Nevada / Silver Street
I’ve been sitting on this thorny question for some months, trying to get to the bottom of it. Sheila asks:
“I’m trying to find out when and why Silver Street was changed to Nevada Street. I’ve tried research on t’interweb, but to no avail. Do you have any information or advice as to where I could find out more about this?”
You know I thought this was going to be fairly easy to answer, but the more I looked, the less I found out. All every history book ever says on the subject is something along the lines of “Silver St (now Nevada St)” but as to why the hell it should be Silver Street in the first place, and why the bloody hell it should have been renamed Nevada Street is a complete mystery.
I spent some time faffing around the libraries of Greenwich, not to mention my own bookshelves, looking for this before admitting a big fat zero on this and going whining, tricorn in hand, to the man who, if-it’s-there-to-know-he’ll-know-it, Julian Watson.
The first part of the question is relatively easily answered – or at least best-guessed. Julian tells me

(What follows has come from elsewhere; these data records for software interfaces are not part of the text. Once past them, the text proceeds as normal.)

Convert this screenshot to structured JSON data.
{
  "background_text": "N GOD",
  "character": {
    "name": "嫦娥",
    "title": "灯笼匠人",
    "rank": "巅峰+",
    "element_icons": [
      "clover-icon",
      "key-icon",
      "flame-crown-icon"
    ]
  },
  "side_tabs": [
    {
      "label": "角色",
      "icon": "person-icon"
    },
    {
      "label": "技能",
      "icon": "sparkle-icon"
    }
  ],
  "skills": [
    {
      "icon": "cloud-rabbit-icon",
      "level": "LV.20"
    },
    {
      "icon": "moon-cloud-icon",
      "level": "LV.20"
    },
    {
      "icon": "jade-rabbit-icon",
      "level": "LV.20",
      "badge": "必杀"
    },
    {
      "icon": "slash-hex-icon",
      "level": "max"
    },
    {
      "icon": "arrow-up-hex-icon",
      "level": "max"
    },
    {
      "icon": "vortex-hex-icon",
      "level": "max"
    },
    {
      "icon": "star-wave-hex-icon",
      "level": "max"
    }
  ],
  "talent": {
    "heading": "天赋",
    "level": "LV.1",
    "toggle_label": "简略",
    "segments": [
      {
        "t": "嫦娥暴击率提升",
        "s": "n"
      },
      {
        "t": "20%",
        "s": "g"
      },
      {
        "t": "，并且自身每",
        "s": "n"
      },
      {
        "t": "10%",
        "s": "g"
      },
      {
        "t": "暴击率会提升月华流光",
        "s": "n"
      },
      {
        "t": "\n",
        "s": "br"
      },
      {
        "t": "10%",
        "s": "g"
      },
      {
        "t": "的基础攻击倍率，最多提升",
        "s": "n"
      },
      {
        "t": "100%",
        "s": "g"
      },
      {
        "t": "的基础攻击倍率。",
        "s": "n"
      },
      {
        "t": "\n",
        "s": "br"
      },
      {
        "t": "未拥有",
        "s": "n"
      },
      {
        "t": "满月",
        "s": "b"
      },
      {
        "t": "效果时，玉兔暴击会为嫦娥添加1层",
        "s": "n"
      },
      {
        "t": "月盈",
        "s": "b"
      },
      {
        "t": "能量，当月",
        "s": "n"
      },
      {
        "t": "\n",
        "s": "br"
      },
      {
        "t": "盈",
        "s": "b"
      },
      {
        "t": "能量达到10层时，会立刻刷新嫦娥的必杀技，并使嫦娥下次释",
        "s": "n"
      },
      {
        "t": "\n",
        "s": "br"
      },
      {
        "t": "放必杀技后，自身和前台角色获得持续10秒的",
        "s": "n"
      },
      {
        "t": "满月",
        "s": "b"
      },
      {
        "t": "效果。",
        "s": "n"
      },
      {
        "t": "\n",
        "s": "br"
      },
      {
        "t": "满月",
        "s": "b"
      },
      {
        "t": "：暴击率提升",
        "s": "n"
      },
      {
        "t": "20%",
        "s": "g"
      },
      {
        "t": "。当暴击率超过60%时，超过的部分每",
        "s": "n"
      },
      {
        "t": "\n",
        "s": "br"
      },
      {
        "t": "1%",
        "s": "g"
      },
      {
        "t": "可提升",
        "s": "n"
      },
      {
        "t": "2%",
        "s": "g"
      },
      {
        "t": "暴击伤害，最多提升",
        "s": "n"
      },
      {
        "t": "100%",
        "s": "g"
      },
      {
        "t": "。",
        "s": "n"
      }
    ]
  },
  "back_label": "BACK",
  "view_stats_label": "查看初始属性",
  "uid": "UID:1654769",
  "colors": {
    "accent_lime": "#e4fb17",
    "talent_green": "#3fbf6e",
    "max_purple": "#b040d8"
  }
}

“Nevada/Silver Street was earlier part of Stockwell Street and before that part of Heathgate Street. Heathgate Street was the name given to the western end of the road that went under the Queens House – the main road from Woolwich. Heathgate Street also seemed to encompass the bottom bit of Crooms Hill. All very confusing!
Silver Street seems to have taken its name from the firm S.W. Silver who, according their company history, were in Greenwich in the 19th cent. However, I have never found them in any directory. They moved to the other side of the river and Silvertown grew around them.”
So far, so good. No actual proof that that’s where the Silver bit comes from, but it’s plausible enough for me to buy it. But on the Nevada bit, even the mighty Mr Watson then ran out of ideas, though he wondered if it might have had something to do with the Metropolitan Borough of Greenwich which was formed in 1900 and, full of self-importance, set about changing all sorts of things just for the sake of it.
After some exhaustive (and exhausting) searches, he found the name was changed by the London County Council on 18th June 1895. Sadly the both the minutes and the report in the Mercury at the time merely report the renaming, not the reason.
So why did it stop being Silver Street? I mean – I have nothing against Nevada, but I don’t know of any connection between Greenwich and the US state, either now or in any part of the past couple of hundred years. I looked at Nevada State history and there don’t seem to have been any great commemorations around the time of the name change or connections with Greenwich.
Maybe S.W. Silver’s grandchildren did something awful to offend the council, they immediately struck the name from the records and just stuck a pin in a map for inspiration. Julian wonders about a silver/gold mining connection, but the best mining Greenwich ever seems to have to offered was sand. I guess there could have been some sort of civic visit from American dignitaries commemorated in the name but – hey, I’m clutching at straws here.
The answer is, Sheila, it’s yet another Greenwich mystery.
Theories here, please…